§ **Aim of the task**
Omit every picture and output the rest of the records exactly as they are.

[Stored dataset items]
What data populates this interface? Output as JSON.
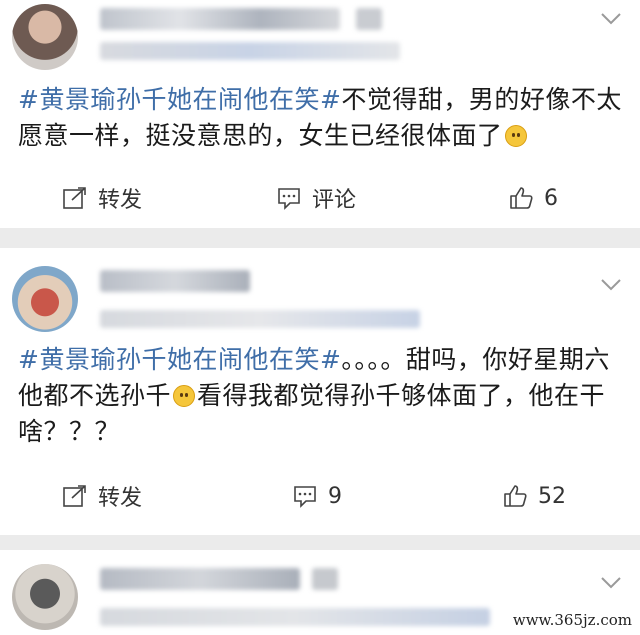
{
  "posts": [
    {
      "hashtag": "#黄景瑜孙千她在闹他在笑#",
      "text_before_emoji": "不觉得甜，男的好像不太愿意一样，挺没意思的，女生已经很体面了",
      "text_after_emoji": "",
      "actions": {
        "repost_label": "转发",
        "comment_label": "评论",
        "like_count": "6"
      }
    },
    {
      "hashtag": "#黄景瑜孙千她在闹他在笑#",
      "text_before_emoji": "。。。。甜吗，你好星期六他都不选孙千",
      "text_after_emoji": "看得我都觉得孙千够体面了，他在干啥？？？",
      "actions": {
        "repost_label": "转发",
        "comment_count": "9",
        "like_count": "52"
      }
    },
    {
      "hashtag": "",
      "text_before_emoji": "",
      "text_after_emoji": ""
    }
  ],
  "watermark": "www.365jz.com",
  "colors": {
    "hashtag": "#3f6ea8",
    "background": "#ebebeb",
    "card": "#ffffff"
  },
  "icons": [
    "repost-icon",
    "comment-icon",
    "like-icon",
    "chevron-down-icon",
    "emoji-icon"
  ]
}
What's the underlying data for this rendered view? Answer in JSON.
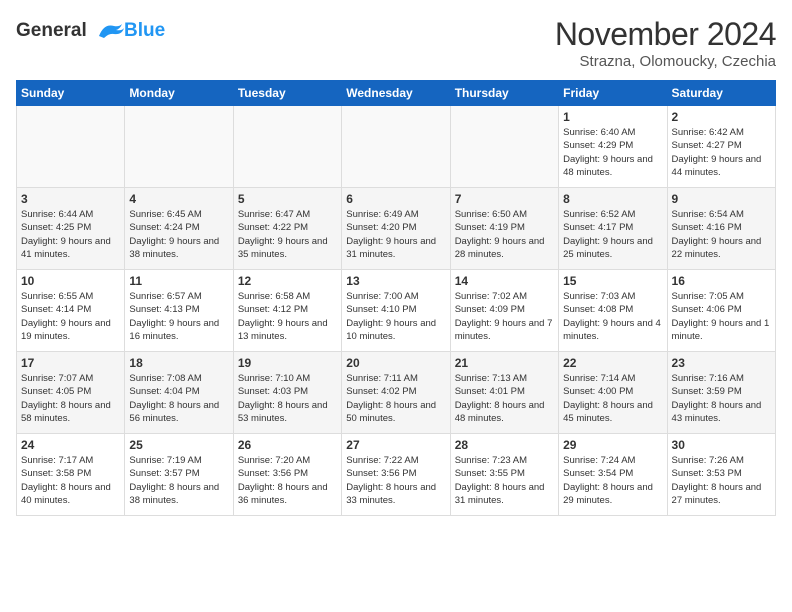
{
  "header": {
    "logo_line1": "General",
    "logo_line2": "Blue",
    "month_title": "November 2024",
    "location": "Strazna, Olomoucky, Czechia"
  },
  "weekdays": [
    "Sunday",
    "Monday",
    "Tuesday",
    "Wednesday",
    "Thursday",
    "Friday",
    "Saturday"
  ],
  "weeks": [
    [
      {
        "day": "",
        "empty": true
      },
      {
        "day": "",
        "empty": true
      },
      {
        "day": "",
        "empty": true
      },
      {
        "day": "",
        "empty": true
      },
      {
        "day": "",
        "empty": true
      },
      {
        "day": "1",
        "sunrise": "Sunrise: 6:40 AM",
        "sunset": "Sunset: 4:29 PM",
        "daylight": "Daylight: 9 hours and 48 minutes."
      },
      {
        "day": "2",
        "sunrise": "Sunrise: 6:42 AM",
        "sunset": "Sunset: 4:27 PM",
        "daylight": "Daylight: 9 hours and 44 minutes."
      }
    ],
    [
      {
        "day": "3",
        "sunrise": "Sunrise: 6:44 AM",
        "sunset": "Sunset: 4:25 PM",
        "daylight": "Daylight: 9 hours and 41 minutes."
      },
      {
        "day": "4",
        "sunrise": "Sunrise: 6:45 AM",
        "sunset": "Sunset: 4:24 PM",
        "daylight": "Daylight: 9 hours and 38 minutes."
      },
      {
        "day": "5",
        "sunrise": "Sunrise: 6:47 AM",
        "sunset": "Sunset: 4:22 PM",
        "daylight": "Daylight: 9 hours and 35 minutes."
      },
      {
        "day": "6",
        "sunrise": "Sunrise: 6:49 AM",
        "sunset": "Sunset: 4:20 PM",
        "daylight": "Daylight: 9 hours and 31 minutes."
      },
      {
        "day": "7",
        "sunrise": "Sunrise: 6:50 AM",
        "sunset": "Sunset: 4:19 PM",
        "daylight": "Daylight: 9 hours and 28 minutes."
      },
      {
        "day": "8",
        "sunrise": "Sunrise: 6:52 AM",
        "sunset": "Sunset: 4:17 PM",
        "daylight": "Daylight: 9 hours and 25 minutes."
      },
      {
        "day": "9",
        "sunrise": "Sunrise: 6:54 AM",
        "sunset": "Sunset: 4:16 PM",
        "daylight": "Daylight: 9 hours and 22 minutes."
      }
    ],
    [
      {
        "day": "10",
        "sunrise": "Sunrise: 6:55 AM",
        "sunset": "Sunset: 4:14 PM",
        "daylight": "Daylight: 9 hours and 19 minutes."
      },
      {
        "day": "11",
        "sunrise": "Sunrise: 6:57 AM",
        "sunset": "Sunset: 4:13 PM",
        "daylight": "Daylight: 9 hours and 16 minutes."
      },
      {
        "day": "12",
        "sunrise": "Sunrise: 6:58 AM",
        "sunset": "Sunset: 4:12 PM",
        "daylight": "Daylight: 9 hours and 13 minutes."
      },
      {
        "day": "13",
        "sunrise": "Sunrise: 7:00 AM",
        "sunset": "Sunset: 4:10 PM",
        "daylight": "Daylight: 9 hours and 10 minutes."
      },
      {
        "day": "14",
        "sunrise": "Sunrise: 7:02 AM",
        "sunset": "Sunset: 4:09 PM",
        "daylight": "Daylight: 9 hours and 7 minutes."
      },
      {
        "day": "15",
        "sunrise": "Sunrise: 7:03 AM",
        "sunset": "Sunset: 4:08 PM",
        "daylight": "Daylight: 9 hours and 4 minutes."
      },
      {
        "day": "16",
        "sunrise": "Sunrise: 7:05 AM",
        "sunset": "Sunset: 4:06 PM",
        "daylight": "Daylight: 9 hours and 1 minute."
      }
    ],
    [
      {
        "day": "17",
        "sunrise": "Sunrise: 7:07 AM",
        "sunset": "Sunset: 4:05 PM",
        "daylight": "Daylight: 8 hours and 58 minutes."
      },
      {
        "day": "18",
        "sunrise": "Sunrise: 7:08 AM",
        "sunset": "Sunset: 4:04 PM",
        "daylight": "Daylight: 8 hours and 56 minutes."
      },
      {
        "day": "19",
        "sunrise": "Sunrise: 7:10 AM",
        "sunset": "Sunset: 4:03 PM",
        "daylight": "Daylight: 8 hours and 53 minutes."
      },
      {
        "day": "20",
        "sunrise": "Sunrise: 7:11 AM",
        "sunset": "Sunset: 4:02 PM",
        "daylight": "Daylight: 8 hours and 50 minutes."
      },
      {
        "day": "21",
        "sunrise": "Sunrise: 7:13 AM",
        "sunset": "Sunset: 4:01 PM",
        "daylight": "Daylight: 8 hours and 48 minutes."
      },
      {
        "day": "22",
        "sunrise": "Sunrise: 7:14 AM",
        "sunset": "Sunset: 4:00 PM",
        "daylight": "Daylight: 8 hours and 45 minutes."
      },
      {
        "day": "23",
        "sunrise": "Sunrise: 7:16 AM",
        "sunset": "Sunset: 3:59 PM",
        "daylight": "Daylight: 8 hours and 43 minutes."
      }
    ],
    [
      {
        "day": "24",
        "sunrise": "Sunrise: 7:17 AM",
        "sunset": "Sunset: 3:58 PM",
        "daylight": "Daylight: 8 hours and 40 minutes."
      },
      {
        "day": "25",
        "sunrise": "Sunrise: 7:19 AM",
        "sunset": "Sunset: 3:57 PM",
        "daylight": "Daylight: 8 hours and 38 minutes."
      },
      {
        "day": "26",
        "sunrise": "Sunrise: 7:20 AM",
        "sunset": "Sunset: 3:56 PM",
        "daylight": "Daylight: 8 hours and 36 minutes."
      },
      {
        "day": "27",
        "sunrise": "Sunrise: 7:22 AM",
        "sunset": "Sunset: 3:56 PM",
        "daylight": "Daylight: 8 hours and 33 minutes."
      },
      {
        "day": "28",
        "sunrise": "Sunrise: 7:23 AM",
        "sunset": "Sunset: 3:55 PM",
        "daylight": "Daylight: 8 hours and 31 minutes."
      },
      {
        "day": "29",
        "sunrise": "Sunrise: 7:24 AM",
        "sunset": "Sunset: 3:54 PM",
        "daylight": "Daylight: 8 hours and 29 minutes."
      },
      {
        "day": "30",
        "sunrise": "Sunrise: 7:26 AM",
        "sunset": "Sunset: 3:53 PM",
        "daylight": "Daylight: 8 hours and 27 minutes."
      }
    ]
  ]
}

§ **Answer below**
What data populates this interface? Output as JSON.
{
  "posts": [
    {
      "hashtag": "#黄景瑜孙千她在闹他在笑#",
      "text_before_emoji": "不觉得甜，男的好像不太愿意一样，挺没意思的，女生已经很体面了",
      "text_after_emoji": "",
      "actions": {
        "repost_label": "转发",
        "comment_label": "评论",
        "like_count": "6"
      }
    },
    {
      "hashtag": "#黄景瑜孙千她在闹他在笑#",
      "text_before_emoji": "。。。。甜吗，你好星期六他都不选孙千",
      "text_after_emoji": "看得我都觉得孙千够体面了，他在干啥？？？",
      "actions": {
        "repost_label": "转发",
        "comment_count": "9",
        "like_count": "52"
      }
    },
    {
      "hashtag": "",
      "text_before_emoji": "",
      "text_after_emoji": ""
    }
  ],
  "watermark": "www.365jz.com",
  "colors": {
    "hashtag": "#3f6ea8",
    "background": "#ebebeb",
    "card": "#ffffff"
  },
  "icons": [
    "repost-icon",
    "comment-icon",
    "like-icon",
    "chevron-down-icon",
    "emoji-icon"
  ]
}
What's the underlying data for this rendered view? Answer in JSON.
{
  "header": {
    "logo_line1": "General",
    "logo_line2": "Blue",
    "month_title": "November 2024",
    "location": "Strazna, Olomoucky, Czechia"
  },
  "weekdays": [
    "Sunday",
    "Monday",
    "Tuesday",
    "Wednesday",
    "Thursday",
    "Friday",
    "Saturday"
  ],
  "weeks": [
    [
      {
        "day": "",
        "empty": true
      },
      {
        "day": "",
        "empty": true
      },
      {
        "day": "",
        "empty": true
      },
      {
        "day": "",
        "empty": true
      },
      {
        "day": "",
        "empty": true
      },
      {
        "day": "1",
        "sunrise": "Sunrise: 6:40 AM",
        "sunset": "Sunset: 4:29 PM",
        "daylight": "Daylight: 9 hours and 48 minutes."
      },
      {
        "day": "2",
        "sunrise": "Sunrise: 6:42 AM",
        "sunset": "Sunset: 4:27 PM",
        "daylight": "Daylight: 9 hours and 44 minutes."
      }
    ],
    [
      {
        "day": "3",
        "sunrise": "Sunrise: 6:44 AM",
        "sunset": "Sunset: 4:25 PM",
        "daylight": "Daylight: 9 hours and 41 minutes."
      },
      {
        "day": "4",
        "sunrise": "Sunrise: 6:45 AM",
        "sunset": "Sunset: 4:24 PM",
        "daylight": "Daylight: 9 hours and 38 minutes."
      },
      {
        "day": "5",
        "sunrise": "Sunrise: 6:47 AM",
        "sunset": "Sunset: 4:22 PM",
        "daylight": "Daylight: 9 hours and 35 minutes."
      },
      {
        "day": "6",
        "sunrise": "Sunrise: 6:49 AM",
        "sunset": "Sunset: 4:20 PM",
        "daylight": "Daylight: 9 hours and 31 minutes."
      },
      {
        "day": "7",
        "sunrise": "Sunrise: 6:50 AM",
        "sunset": "Sunset: 4:19 PM",
        "daylight": "Daylight: 9 hours and 28 minutes."
      },
      {
        "day": "8",
        "sunrise": "Sunrise: 6:52 AM",
        "sunset": "Sunset: 4:17 PM",
        "daylight": "Daylight: 9 hours and 25 minutes."
      },
      {
        "day": "9",
        "sunrise": "Sunrise: 6:54 AM",
        "sunset": "Sunset: 4:16 PM",
        "daylight": "Daylight: 9 hours and 22 minutes."
      }
    ],
    [
      {
        "day": "10",
        "sunrise": "Sunrise: 6:55 AM",
        "sunset": "Sunset: 4:14 PM",
        "daylight": "Daylight: 9 hours and 19 minutes."
      },
      {
        "day": "11",
        "sunrise": "Sunrise: 6:57 AM",
        "sunset": "Sunset: 4:13 PM",
        "daylight": "Daylight: 9 hours and 16 minutes."
      },
      {
        "day": "12",
        "sunrise": "Sunrise: 6:58 AM",
        "sunset": "Sunset: 4:12 PM",
        "daylight": "Daylight: 9 hours and 13 minutes."
      },
      {
        "day": "13",
        "sunrise": "Sunrise: 7:00 AM",
        "sunset": "Sunset: 4:10 PM",
        "daylight": "Daylight: 9 hours and 10 minutes."
      },
      {
        "day": "14",
        "sunrise": "Sunrise: 7:02 AM",
        "sunset": "Sunset: 4:09 PM",
        "daylight": "Daylight: 9 hours and 7 minutes."
      },
      {
        "day": "15",
        "sunrise": "Sunrise: 7:03 AM",
        "sunset": "Sunset: 4:08 PM",
        "daylight": "Daylight: 9 hours and 4 minutes."
      },
      {
        "day": "16",
        "sunrise": "Sunrise: 7:05 AM",
        "sunset": "Sunset: 4:06 PM",
        "daylight": "Daylight: 9 hours and 1 minute."
      }
    ],
    [
      {
        "day": "17",
        "sunrise": "Sunrise: 7:07 AM",
        "sunset": "Sunset: 4:05 PM",
        "daylight": "Daylight: 8 hours and 58 minutes."
      },
      {
        "day": "18",
        "sunrise": "Sunrise: 7:08 AM",
        "sunset": "Sunset: 4:04 PM",
        "daylight": "Daylight: 8 hours and 56 minutes."
      },
      {
        "day": "19",
        "sunrise": "Sunrise: 7:10 AM",
        "sunset": "Sunset: 4:03 PM",
        "daylight": "Daylight: 8 hours and 53 minutes."
      },
      {
        "day": "20",
        "sunrise": "Sunrise: 7:11 AM",
        "sunset": "Sunset: 4:02 PM",
        "daylight": "Daylight: 8 hours and 50 minutes."
      },
      {
        "day": "21",
        "sunrise": "Sunrise: 7:13 AM",
        "sunset": "Sunset: 4:01 PM",
        "daylight": "Daylight: 8 hours and 48 minutes."
      },
      {
        "day": "22",
        "sunrise": "Sunrise: 7:14 AM",
        "sunset": "Sunset: 4:00 PM",
        "daylight": "Daylight: 8 hours and 45 minutes."
      },
      {
        "day": "23",
        "sunrise": "Sunrise: 7:16 AM",
        "sunset": "Sunset: 3:59 PM",
        "daylight": "Daylight: 8 hours and 43 minutes."
      }
    ],
    [
      {
        "day": "24",
        "sunrise": "Sunrise: 7:17 AM",
        "sunset": "Sunset: 3:58 PM",
        "daylight": "Daylight: 8 hours and 40 minutes."
      },
      {
        "day": "25",
        "sunrise": "Sunrise: 7:19 AM",
        "sunset": "Sunset: 3:57 PM",
        "daylight": "Daylight: 8 hours and 38 minutes."
      },
      {
        "day": "26",
        "sunrise": "Sunrise: 7:20 AM",
        "sunset": "Sunset: 3:56 PM",
        "daylight": "Daylight: 8 hours and 36 minutes."
      },
      {
        "day": "27",
        "sunrise": "Sunrise: 7:22 AM",
        "sunset": "Sunset: 3:56 PM",
        "daylight": "Daylight: 8 hours and 33 minutes."
      },
      {
        "day": "28",
        "sunrise": "Sunrise: 7:23 AM",
        "sunset": "Sunset: 3:55 PM",
        "daylight": "Daylight: 8 hours and 31 minutes."
      },
      {
        "day": "29",
        "sunrise": "Sunrise: 7:24 AM",
        "sunset": "Sunset: 3:54 PM",
        "daylight": "Daylight: 8 hours and 29 minutes."
      },
      {
        "day": "30",
        "sunrise": "Sunrise: 7:26 AM",
        "sunset": "Sunset: 3:53 PM",
        "daylight": "Daylight: 8 hours and 27 minutes."
      }
    ]
  ]
}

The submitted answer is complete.